Fever Ticks

Cattle Fever Ticks, known scientifically as Rhipicephalus (formerly Boophilus) annulatus and R. microplus, are a significant threat to the United States cattle industry.

These ticks are capable of carrying the protozoa, or microscopic parasites, Babesia bovis or B. bigemina, commonly known as cattle fever. The Babesia organism attacks and destroys red blood cells, causing acute anemia, high fever, and enlargement of the spleen and liver, ultimately resulting in death for up to 90 percent of susceptible naive cattle.

The fever tick has been a threat to American agriculture for generations. The disease caused enormous economic losses to the U.S. cattle industry in the late 1800s and early 1900s. Since that time, the TAHC and the USDA - Animal and Plant Health Inspection Service - Veterinary Services works together to protect the state and nation from the pest and its repercussions.

Today, portions of eight South Texas counties have established fever tick quarantines. The counties include, Cameron, Kinney, Maverick, Starr, Webb, Willacy and Zapata.

There are three types of Fever Tick Quarantine Areas; The Permanent Fever Tick Quarantine "Buffer" Zone, a Control Purpose Quarantine Area, and a Temporary Preventative Quarantine Area. To learn more about the statewide fever tick response, please visit the TAHC Monthly Fever Tick Situation Report.

Within quarantine areas, all livestock (cattle and equine) and live or hunted wildlife (such as nilgai antelope and white-tailed deer) that are capable of hosting fever ticks, are subject to movement restrictions, inspections and treatment as prescribed by TAHC fever tick regulations.

Fever Ticks are reportable to the TAHC. To report a suspect or confirmed case you can call your private veterinarian or click here.

Fever Tick Quarantines

Current Fever Tick Quarantine Notices & Maps

Past Fever Tick Quarantine Notices & Maps

Longhorned Ticks

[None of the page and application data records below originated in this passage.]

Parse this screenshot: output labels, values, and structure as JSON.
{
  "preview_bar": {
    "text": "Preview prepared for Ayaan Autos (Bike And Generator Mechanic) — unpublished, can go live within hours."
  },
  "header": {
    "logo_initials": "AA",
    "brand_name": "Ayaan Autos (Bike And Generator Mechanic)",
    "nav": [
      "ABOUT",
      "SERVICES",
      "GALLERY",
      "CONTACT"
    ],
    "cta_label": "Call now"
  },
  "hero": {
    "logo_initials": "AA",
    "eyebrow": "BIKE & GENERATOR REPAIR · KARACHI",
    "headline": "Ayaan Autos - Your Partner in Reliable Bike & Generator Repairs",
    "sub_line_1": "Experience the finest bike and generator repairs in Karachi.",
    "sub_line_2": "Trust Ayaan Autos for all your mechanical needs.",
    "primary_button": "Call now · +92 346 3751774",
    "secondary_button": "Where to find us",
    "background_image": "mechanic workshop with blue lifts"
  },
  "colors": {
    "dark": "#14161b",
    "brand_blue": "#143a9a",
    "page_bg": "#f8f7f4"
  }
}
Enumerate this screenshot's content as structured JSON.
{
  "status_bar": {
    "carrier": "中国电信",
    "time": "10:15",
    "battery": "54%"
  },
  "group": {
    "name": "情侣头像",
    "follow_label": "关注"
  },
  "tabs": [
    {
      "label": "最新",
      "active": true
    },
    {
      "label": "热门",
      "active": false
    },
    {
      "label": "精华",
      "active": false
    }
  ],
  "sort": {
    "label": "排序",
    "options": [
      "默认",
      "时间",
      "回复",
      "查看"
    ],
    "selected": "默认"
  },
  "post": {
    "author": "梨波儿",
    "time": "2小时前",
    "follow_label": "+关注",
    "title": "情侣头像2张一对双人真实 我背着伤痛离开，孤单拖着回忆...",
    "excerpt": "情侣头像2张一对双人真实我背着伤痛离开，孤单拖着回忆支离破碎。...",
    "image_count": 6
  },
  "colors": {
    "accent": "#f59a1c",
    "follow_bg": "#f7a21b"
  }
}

The longhorned tick (Haemaphysalis longicornis) is native to to eastern China, Japan, the Russian Far East, and Korea. It is an introduced/established exotic species in Australia/New Zealand and several island nations in the western Pacific Region. It can be a serious pest of livestock in these areas.

In late 2017, the United States Department of Agriculture’s National Veterinary Services Laboratories (NSVL) confirmed the presence of the longhorned tick in the United States. Longhorned ticks are light brown in color and the adult female grows to the size of a pea when it is full of blood. Males are rare. Other stages of the tick are very small, about the size of a sesame seed or even smaller.

The tick has been confirmed in the following states: Arkansas, Kentucky, New Jersey, New York, North Carolina, Virginia, West Virginia, Pennsylvania, Maryland and Tennessee. They have been found infesting a number of hosts including sheep, goats, dogs, cats, horses, cattle, white-tailed deer, Virginia opossums, raccoons, coyotes, red-tailed hawks, red foxes, grey foxes, striped skunks, eastern cottontail rabbits, elk, groundhogs, and humans.

New World Screwworms

New World screwworm disease is an infestation with the larvae of the New World screwworm fly (Cochliomyia hominivorax) that lives off the flesh of living mammals and, less commonly, birds. During the past century the presence of New World screwworm cost the U.S. livestock industry an average of $20 million annually.

In 2017, USDA’s Animal and Plant Health Inspection Service (APHIS) announced the successful eradication of the New World Screwworm (NWS) from Florida.

New World Screwworms are reportable to the TAHC. To report a suspect or confirmed case you can call your private veterinarian or click here.